Element data from apps and pages:
☆ ☆ ☆ ☆
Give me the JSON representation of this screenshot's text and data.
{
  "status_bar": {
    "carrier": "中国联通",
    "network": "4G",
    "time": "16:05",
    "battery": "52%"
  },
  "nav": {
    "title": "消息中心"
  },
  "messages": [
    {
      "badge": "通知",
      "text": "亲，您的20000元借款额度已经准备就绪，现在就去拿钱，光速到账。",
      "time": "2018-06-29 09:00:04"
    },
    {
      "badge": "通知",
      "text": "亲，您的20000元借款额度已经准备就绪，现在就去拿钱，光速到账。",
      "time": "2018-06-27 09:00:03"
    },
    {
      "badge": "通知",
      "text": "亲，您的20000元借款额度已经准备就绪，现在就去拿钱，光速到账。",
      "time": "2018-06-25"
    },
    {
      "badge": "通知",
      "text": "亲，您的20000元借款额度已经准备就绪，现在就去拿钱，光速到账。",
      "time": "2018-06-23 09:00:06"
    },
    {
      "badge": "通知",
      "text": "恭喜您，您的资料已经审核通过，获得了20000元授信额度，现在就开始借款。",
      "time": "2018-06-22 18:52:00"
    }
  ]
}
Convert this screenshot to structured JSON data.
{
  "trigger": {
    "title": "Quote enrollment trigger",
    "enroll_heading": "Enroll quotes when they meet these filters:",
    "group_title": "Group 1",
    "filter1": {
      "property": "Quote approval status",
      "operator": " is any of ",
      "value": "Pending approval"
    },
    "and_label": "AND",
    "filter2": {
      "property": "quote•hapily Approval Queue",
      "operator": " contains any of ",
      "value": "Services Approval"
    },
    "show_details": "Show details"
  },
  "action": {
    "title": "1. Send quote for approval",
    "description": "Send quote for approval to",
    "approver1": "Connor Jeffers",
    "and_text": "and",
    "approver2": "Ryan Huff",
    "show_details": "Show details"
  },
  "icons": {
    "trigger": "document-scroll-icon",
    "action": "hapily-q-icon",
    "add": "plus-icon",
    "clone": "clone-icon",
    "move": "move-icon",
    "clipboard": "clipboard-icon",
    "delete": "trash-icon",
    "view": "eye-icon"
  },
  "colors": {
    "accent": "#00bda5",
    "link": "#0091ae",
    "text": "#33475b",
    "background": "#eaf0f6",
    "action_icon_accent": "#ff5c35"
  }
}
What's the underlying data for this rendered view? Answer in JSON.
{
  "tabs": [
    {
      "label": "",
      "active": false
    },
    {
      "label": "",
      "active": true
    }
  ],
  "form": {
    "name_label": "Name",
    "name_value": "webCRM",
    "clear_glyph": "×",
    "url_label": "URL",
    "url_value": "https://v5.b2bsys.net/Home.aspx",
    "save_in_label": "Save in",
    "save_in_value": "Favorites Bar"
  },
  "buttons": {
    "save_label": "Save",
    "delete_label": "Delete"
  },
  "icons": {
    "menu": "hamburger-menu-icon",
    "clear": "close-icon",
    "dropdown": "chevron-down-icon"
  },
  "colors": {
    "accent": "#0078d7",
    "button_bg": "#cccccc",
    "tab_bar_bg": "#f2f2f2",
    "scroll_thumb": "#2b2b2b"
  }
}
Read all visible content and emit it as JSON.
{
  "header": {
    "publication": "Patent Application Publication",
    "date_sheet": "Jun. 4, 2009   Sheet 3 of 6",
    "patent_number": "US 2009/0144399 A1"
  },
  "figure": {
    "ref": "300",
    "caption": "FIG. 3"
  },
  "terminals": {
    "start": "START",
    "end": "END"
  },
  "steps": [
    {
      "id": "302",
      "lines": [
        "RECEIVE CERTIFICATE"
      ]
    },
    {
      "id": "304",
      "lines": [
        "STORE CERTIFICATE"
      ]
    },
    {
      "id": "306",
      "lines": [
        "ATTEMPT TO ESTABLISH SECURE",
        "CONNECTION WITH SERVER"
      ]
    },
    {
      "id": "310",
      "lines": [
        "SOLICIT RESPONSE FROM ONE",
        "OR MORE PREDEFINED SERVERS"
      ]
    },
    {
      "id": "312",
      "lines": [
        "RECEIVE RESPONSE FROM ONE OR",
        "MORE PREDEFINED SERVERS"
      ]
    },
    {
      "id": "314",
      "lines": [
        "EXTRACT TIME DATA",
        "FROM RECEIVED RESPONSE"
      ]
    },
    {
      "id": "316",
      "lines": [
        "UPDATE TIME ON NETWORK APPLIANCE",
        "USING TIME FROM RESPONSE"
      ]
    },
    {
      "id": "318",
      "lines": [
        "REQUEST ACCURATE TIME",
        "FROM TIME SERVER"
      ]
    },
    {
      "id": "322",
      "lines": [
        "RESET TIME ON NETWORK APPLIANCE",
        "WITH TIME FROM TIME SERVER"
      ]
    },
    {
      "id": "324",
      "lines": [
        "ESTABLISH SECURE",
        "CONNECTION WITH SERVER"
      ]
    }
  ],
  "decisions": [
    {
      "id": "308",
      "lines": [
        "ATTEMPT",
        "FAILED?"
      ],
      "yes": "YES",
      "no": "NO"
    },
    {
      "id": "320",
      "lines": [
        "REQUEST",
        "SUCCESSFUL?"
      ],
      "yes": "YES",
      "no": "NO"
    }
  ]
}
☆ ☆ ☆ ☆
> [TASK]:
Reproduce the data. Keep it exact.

> [ANSWER TO THE PROBLEM]:
Give me the JSON representation of this screenshot's text and data.
{
  "status_bar": {
    "carrier": "中国联通",
    "network": "4G",
    "time": "16:05",
    "battery": "52%"
  },
  "nav": {
    "title": "消息中心"
  },
  "messages": [
    {
      "badge": "通知",
      "text": "亲，您的20000元借款额度已经准备就绪，现在就去拿钱，光速到账。",
      "time": "2018-06-29 09:00:04"
    },
    {
      "badge": "通知",
      "text": "亲，您的20000元借款额度已经准备就绪，现在就去拿钱，光速到账。",
      "time": "2018-06-27 09:00:03"
    },
    {
      "badge": "通知",
      "text": "亲，您的20000元借款额度已经准备就绪，现在就去拿钱，光速到账。",
      "time": "2018-06-25"
    },
    {
      "badge": "通知",
      "text": "亲，您的20000元借款额度已经准备就绪，现在就去拿钱，光速到账。",
      "time": "2018-06-23 09:00:06"
    },
    {
      "badge": "通知",
      "text": "恭喜您，您的资料已经审核通过，获得了20000元授信额度，现在就开始借款。",
      "time": "2018-06-22 18:52:00"
    }
  ]
}
Convert this screenshot to structured JSON data.
{
  "trigger": {
    "title": "Quote enrollment trigger",
    "enroll_heading": "Enroll quotes when they meet these filters:",
    "group_title": "Group 1",
    "filter1": {
      "property": "Quote approval status",
      "operator": " is any of ",
      "value": "Pending approval"
    },
    "and_label": "AND",
    "filter2": {
      "property": "quote•hapily Approval Queue",
      "operator": " contains any of ",
      "value": "Services Approval"
    },
    "show_details": "Show details"
  },
  "action": {
    "title": "1. Send quote for approval",
    "description": "Send quote for approval to",
    "approver1": "Connor Jeffers",
    "and_text": "and",
    "approver2": "Ryan Huff",
    "show_details": "Show details"
  },
  "icons": {
    "trigger": "document-scroll-icon",
    "action": "hapily-q-icon",
    "add": "plus-icon",
    "clone": "clone-icon",
    "move": "move-icon",
    "clipboard": "clipboard-icon",
    "delete": "trash-icon",
    "view": "eye-icon"
  },
  "colors": {
    "accent": "#00bda5",
    "link": "#0091ae",
    "text": "#33475b",
    "background": "#eaf0f6",
    "action_icon_accent": "#ff5c35"
  }
}
What's the underlying data for this rendered view? Answer in JSON.
{
  "tabs": [
    {
      "label": "",
      "active": false
    },
    {
      "label": "",
      "active": true
    }
  ],
  "form": {
    "name_label": "Name",
    "name_value": "webCRM",
    "clear_glyph": "×",
    "url_label": "URL",
    "url_value": "https://v5.b2bsys.net/Home.aspx",
    "save_in_label": "Save in",
    "save_in_value": "Favorites Bar"
  },
  "buttons": {
    "save_label": "Save",
    "delete_label": "Delete"
  },
  "icons": {
    "menu": "hamburger-menu-icon",
    "clear": "close-icon",
    "dropdown": "chevron-down-icon"
  },
  "colors": {
    "accent": "#0078d7",
    "button_bg": "#cccccc",
    "tab_bar_bg": "#f2f2f2",
    "scroll_thumb": "#2b2b2b"
  }
}
Read all visible content and emit it as JSON.
{
  "header": {
    "publication": "Patent Application Publication",
    "date_sheet": "Jun. 4, 2009   Sheet 3 of 6",
    "patent_number": "US 2009/0144399 A1"
  },
  "figure": {
    "ref": "300",
    "caption": "FIG. 3"
  },
  "terminals": {
    "start": "START",
    "end": "END"
  },
  "steps": [
    {
      "id": "302",
      "lines": [
        "RECEIVE CERTIFICATE"
      ]
    },
    {
      "id": "304",
      "lines": [
        "STORE CERTIFICATE"
      ]
    },
    {
      "id": "306",
      "lines": [
        "ATTEMPT TO ESTABLISH SECURE",
        "CONNECTION WITH SERVER"
      ]
    },
    {
      "id": "310",
      "lines": [
        "SOLICIT RESPONSE FROM ONE",
        "OR MORE PREDEFINED SERVERS"
      ]
    },
    {
      "id": "312",
      "lines": [
        "RECEIVE RESPONSE FROM ONE OR",
        "MORE PREDEFINED SERVERS"
      ]
    },
    {
      "id": "314",
      "lines": [
        "EXTRACT TIME DATA",
        "FROM RECEIVED RESPONSE"
      ]
    },
    {
      "id": "316",
      "lines": [
        "UPDATE TIME ON NETWORK APPLIANCE",
        "USING TIME FROM RESPONSE"
      ]
    },
    {
      "id": "318",
      "lines": [
        "REQUEST ACCURATE TIME",
        "FROM TIME SERVER"
      ]
    },
    {
      "id": "322",
      "lines": [
        "RESET TIME ON NETWORK APPLIANCE",
        "WITH TIME FROM TIME SERVER"
      ]
    },
    {
      "id": "324",
      "lines": [
        "ESTABLISH SECURE",
        "CONNECTION WITH SERVER"
      ]
    }
  ],
  "decisions": [
    {
      "id": "308",
      "lines": [
        "ATTEMPT",
        "FAILED?"
      ],
      "yes": "YES",
      "no": "NO"
    },
    {
      "id": "320",
      "lines": [
        "REQUEST",
        "SUCCESSFUL?"
      ],
      "yes": "YES",
      "no": "NO"
    }
  ]
}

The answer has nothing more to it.